ASSIGNED TASK
Look through the records below and copy each line that includes the word "initials".

THE DATA
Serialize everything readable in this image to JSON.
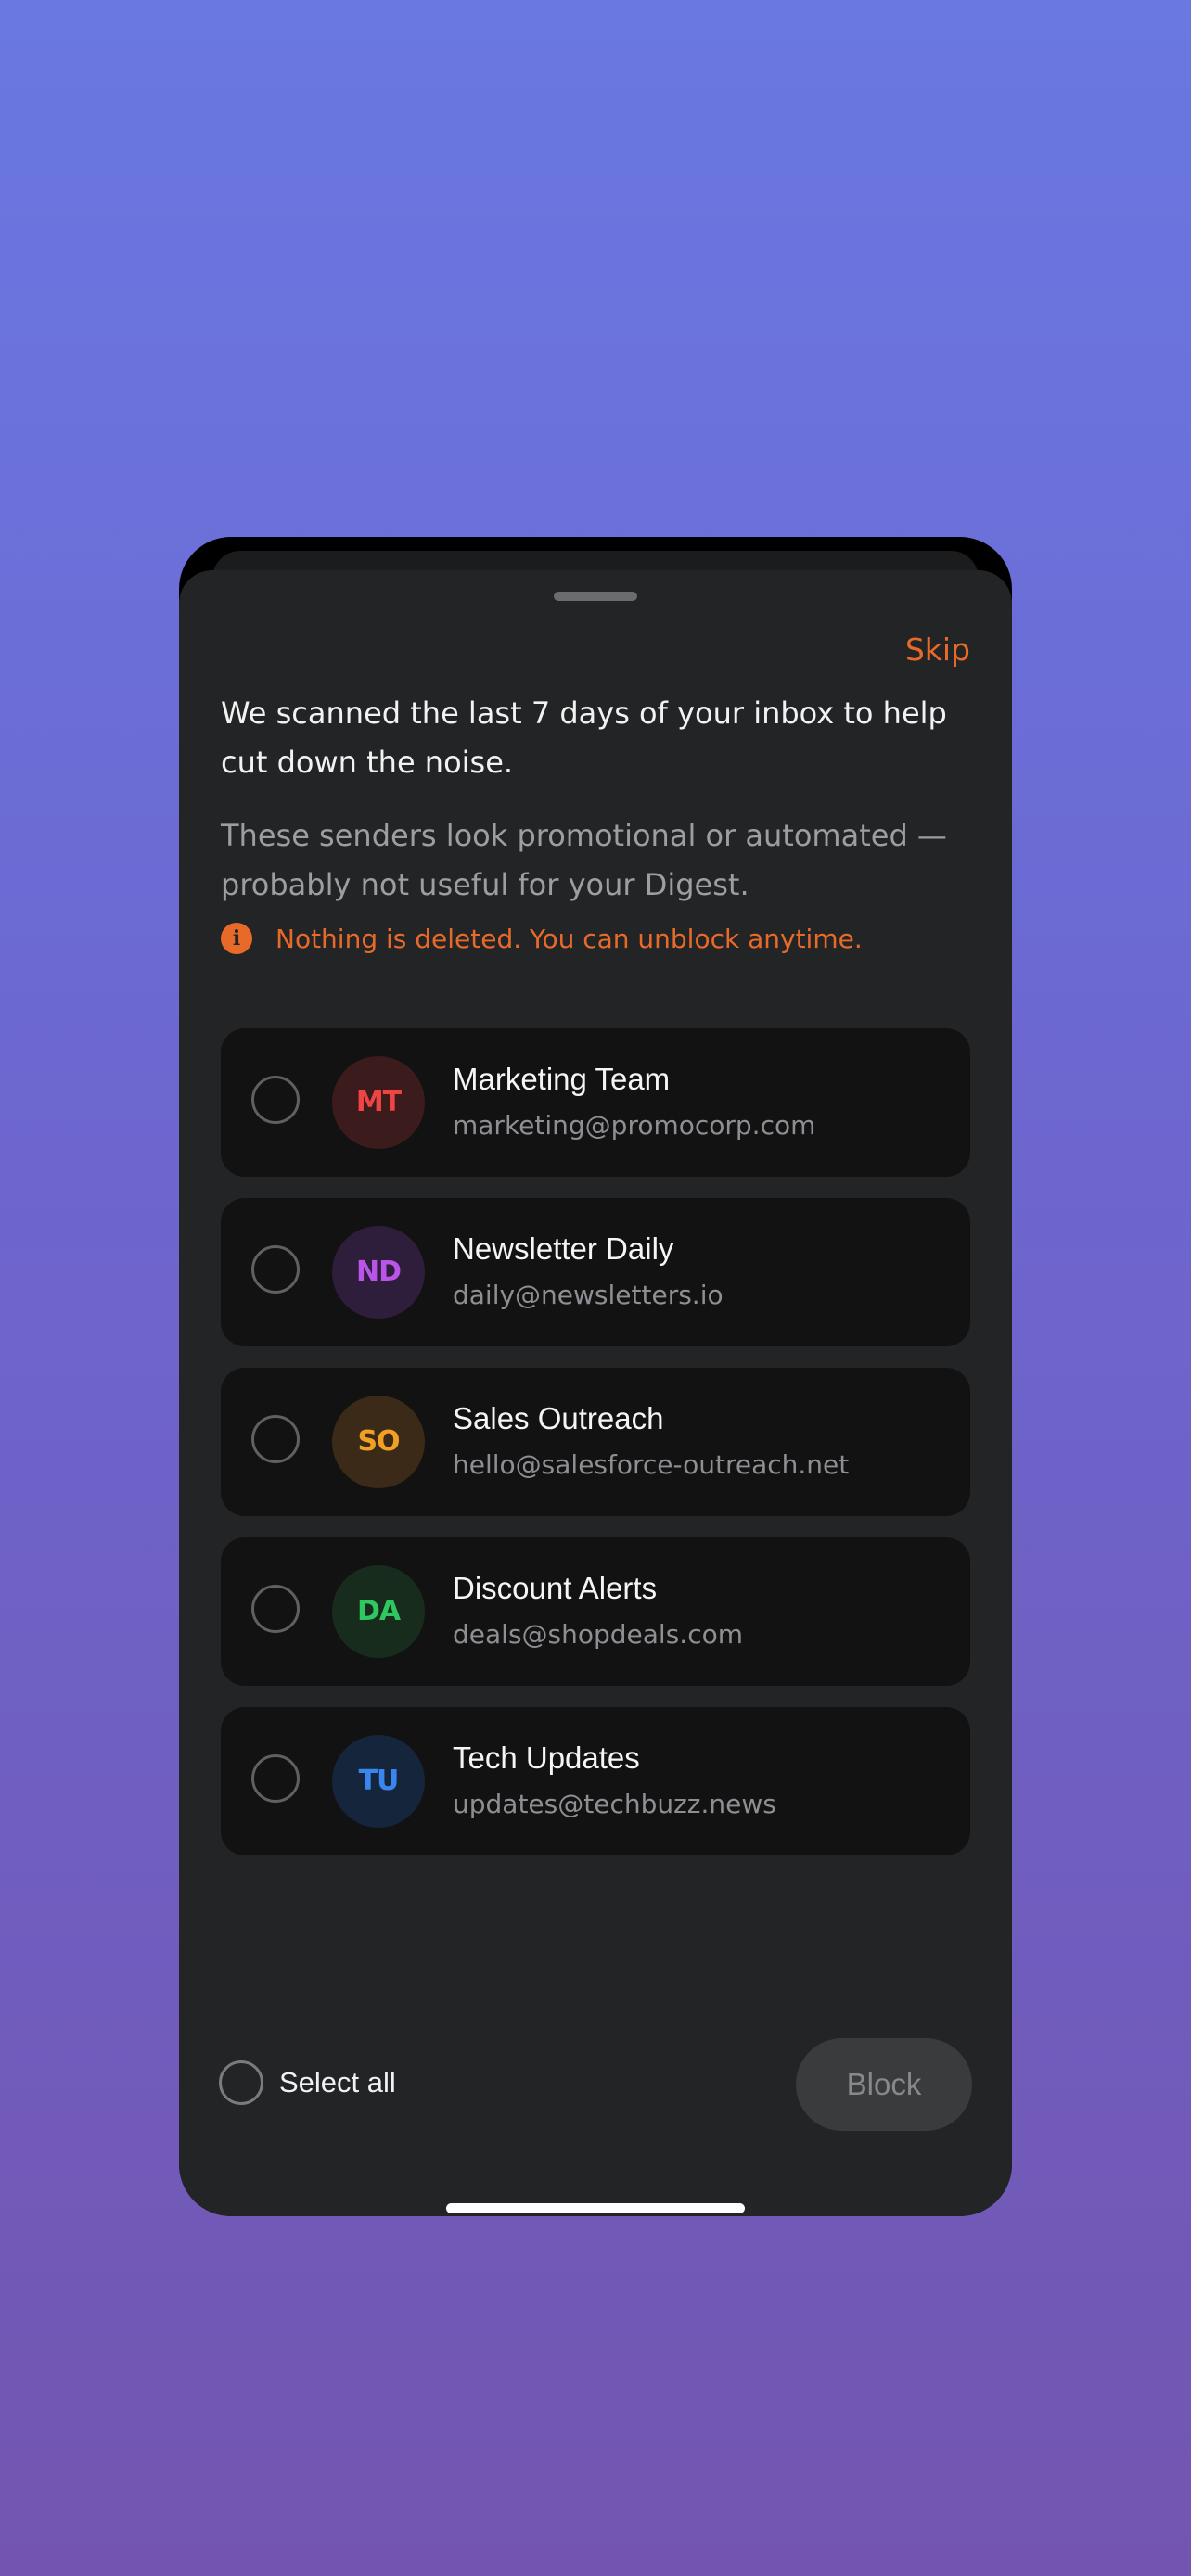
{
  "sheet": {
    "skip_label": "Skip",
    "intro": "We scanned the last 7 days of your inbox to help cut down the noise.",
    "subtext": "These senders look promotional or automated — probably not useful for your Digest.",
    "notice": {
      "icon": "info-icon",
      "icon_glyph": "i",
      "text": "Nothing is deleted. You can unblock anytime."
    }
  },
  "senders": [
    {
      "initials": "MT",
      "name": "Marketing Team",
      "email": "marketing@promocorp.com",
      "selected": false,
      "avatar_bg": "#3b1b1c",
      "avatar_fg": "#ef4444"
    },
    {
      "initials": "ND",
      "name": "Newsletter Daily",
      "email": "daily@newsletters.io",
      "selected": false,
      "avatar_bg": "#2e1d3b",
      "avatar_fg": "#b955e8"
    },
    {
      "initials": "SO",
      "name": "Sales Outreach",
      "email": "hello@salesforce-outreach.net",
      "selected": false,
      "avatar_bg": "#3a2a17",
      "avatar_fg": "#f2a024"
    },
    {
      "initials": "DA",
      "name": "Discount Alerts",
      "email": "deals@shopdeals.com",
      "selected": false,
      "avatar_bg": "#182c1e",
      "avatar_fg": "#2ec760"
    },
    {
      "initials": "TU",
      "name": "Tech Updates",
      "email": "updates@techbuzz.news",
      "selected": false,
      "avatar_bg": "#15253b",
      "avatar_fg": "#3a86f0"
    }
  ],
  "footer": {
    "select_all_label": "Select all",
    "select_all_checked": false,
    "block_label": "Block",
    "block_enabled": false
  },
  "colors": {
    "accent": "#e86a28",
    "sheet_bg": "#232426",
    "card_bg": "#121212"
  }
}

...

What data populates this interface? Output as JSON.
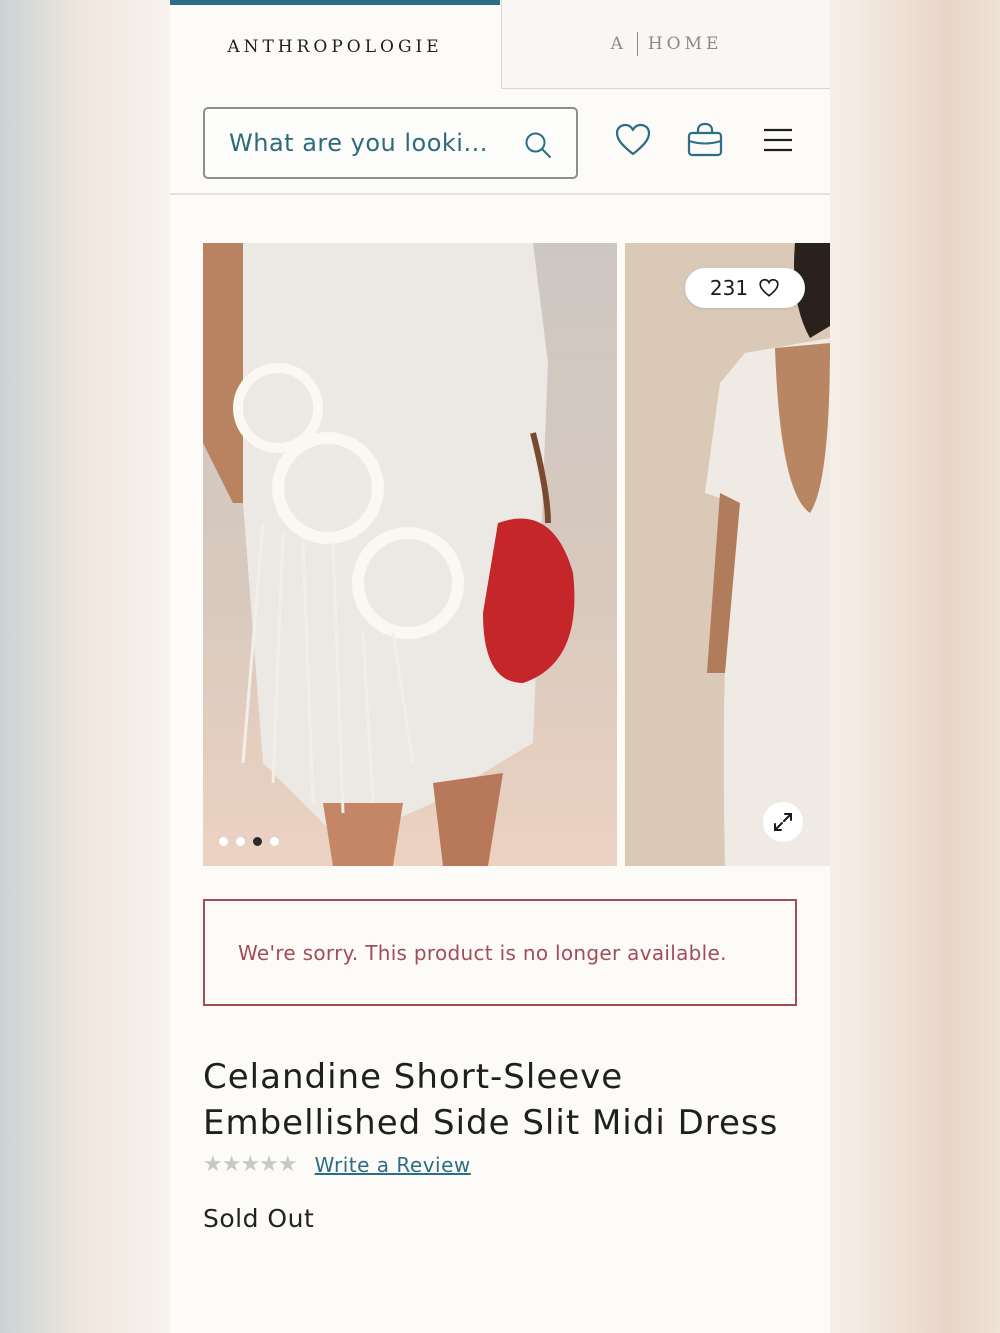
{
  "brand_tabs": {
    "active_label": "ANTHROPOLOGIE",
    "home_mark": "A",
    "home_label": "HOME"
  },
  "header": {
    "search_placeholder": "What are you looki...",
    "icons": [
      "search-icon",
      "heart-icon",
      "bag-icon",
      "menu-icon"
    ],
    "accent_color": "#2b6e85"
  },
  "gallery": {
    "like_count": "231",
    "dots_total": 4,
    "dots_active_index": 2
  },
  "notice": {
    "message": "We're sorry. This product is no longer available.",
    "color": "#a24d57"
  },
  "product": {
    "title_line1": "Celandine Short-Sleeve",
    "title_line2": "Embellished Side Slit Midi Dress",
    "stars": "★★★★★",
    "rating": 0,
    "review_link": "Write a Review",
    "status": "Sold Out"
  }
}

REPLY
      "initials": "MT",
      "initials": "ND",
      "initials": "SO",
      "initials": "DA",
      "initials": "TU",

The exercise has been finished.